Anonymous More than 1 year ago
Anonymous More than 1 year ago
I only finished the book for the sake of following through with it. I wanted to stop mid-way. It's a satisfactory enough book, but it lacked any real impact. Even though the entire book is about Maria, and follows her life, the distance the writer creates through her style of writing hindered any feeling of closeness to the main character. As another reviewer noted, the entire book it comprised of the shortest and choppiest sentences. It was distracting, frustrating and proved to be a major contributer to not feeling close to any of the characters. Imagine, an entire book about Maria, and she's always at an arm's length, causing the reader to feel they have no reason to be invested in her. It was bizarre. I'd suggest picking another book because i really felt like my time could have been spend more wisely.
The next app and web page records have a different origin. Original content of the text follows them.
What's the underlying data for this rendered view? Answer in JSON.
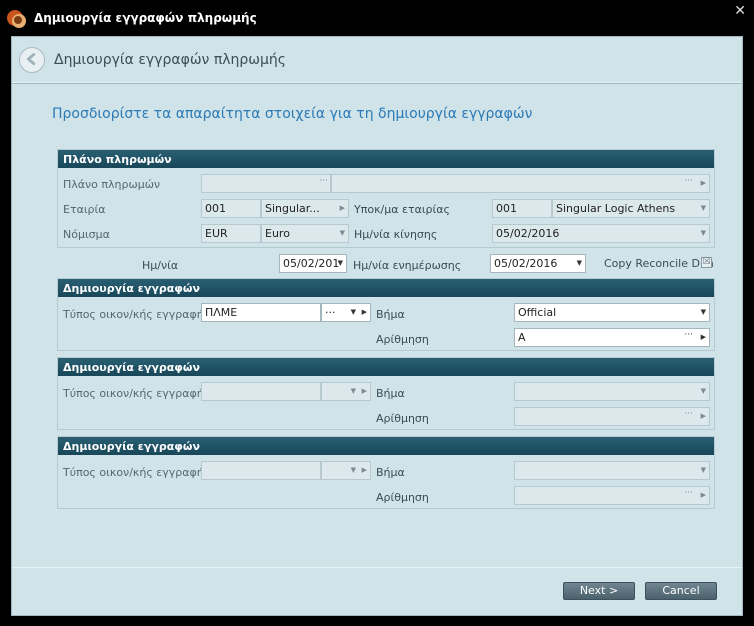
{
  "window": {
    "title": "Δημιουργία εγγραφών πληρωμής",
    "close_label": "✕"
  },
  "header": {
    "title": "Δημιουργία εγγραφών πληρωμής"
  },
  "instruction": "Προσδιορίστε τα απαραίτητα στοιχεία για τη δημιουργία εγγραφών",
  "section1": {
    "title": "Πλάνο πληρωμών",
    "plan_label": "Πλάνο πληρωμών",
    "plan_code": "",
    "plan_desc": "",
    "company_label": "Εταιρία",
    "company_code": "001",
    "company_name": "Singular...",
    "branch_label": "Υποκ/μα εταιρίας",
    "branch_code": "001",
    "branch_name": "Singular Logic Athens",
    "currency_label": "Νόμισμα",
    "currency_code": "EUR",
    "currency_name": "Euro",
    "movement_date_label": "Ημ/νία κίνησης",
    "movement_date": "05/02/2016"
  },
  "dates_row": {
    "date_label": "Ημ/νία",
    "date_value": "05/02/201",
    "update_date_label": "Ημ/νία ενημέρωσης",
    "update_date_value": "05/02/2016",
    "copy_label": "Copy Reconcile Dim",
    "copy_checked_mark": "☒"
  },
  "entries": [
    {
      "title": "Δημιουργία εγγραφών",
      "type_label": "Τύπος οικον/κής εγγραφής",
      "type_value": "ΠΛΜΕ",
      "step_label": "Βήμα",
      "step_value": "Official",
      "numbering_label": "Αρίθμηση",
      "numbering_value": "A"
    },
    {
      "title": "Δημιουργία εγγραφών",
      "type_label": "Τύπος οικον/κής εγγραφής",
      "type_value": "",
      "step_label": "Βήμα",
      "step_value": "",
      "numbering_label": "Αρίθμηση",
      "numbering_value": ""
    },
    {
      "title": "Δημιουργία εγγραφών",
      "type_label": "Τύπος οικον/κής εγγραφής",
      "type_value": "",
      "step_label": "Βήμα",
      "step_value": "",
      "numbering_label": "Αρίθμηση",
      "numbering_value": ""
    }
  ],
  "buttons": {
    "next": "Next >",
    "cancel": "Cancel"
  },
  "icons": {
    "back": "back-arrow-icon",
    "ellipsis": "···",
    "dropdown": "▼",
    "arrow": "▶"
  },
  "colors": {
    "accent": "#2b7ab6",
    "section_header": "#1f4f63",
    "background": "#cfe3e8"
  }
}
Anonymous More than 1 year ago
Anonymous More than 1 year ago
kdjane More than 1 year ago
The writing reads like a screen play. Short, disconnected sentences, very little phraseology, no transitions, much like a 'Dick and Jane' book. e.g.,P.s98:"Maria went up to the hall. The musicians were practicing in one corner. Sunlight streamed in through the open tops of the windows. She unpinned her cloak and gave it to a servant. Two maids cam into the hall, one carrying a baby in her arms. Maria paused, interested. " edit: Maria quietly entered the hall where the musicians had begun practicing and the sunlight streamed in through the open transoms along with the familiar scent of the ward. Pausing, she unfastened her cloak handing it to a waiting servant as two of the castle maids, one carrying an infant, caught her interest. Descriptions are short and shallow. Physical descriptions are cursory leaving out so much of the 'good stuff' of a novel - the stuff that makes the novel breath, live. I am reading the book because I love to read and the title caught my imagination but this one could be so much better - or better yet would be wonderful on the screen where the audience could surmise with their eyes most of what is lacking.
Anonymous More than 1 year ago
Like another reviewer stated, it could have been so much better. Not enough prose and it reads worse than most children's books.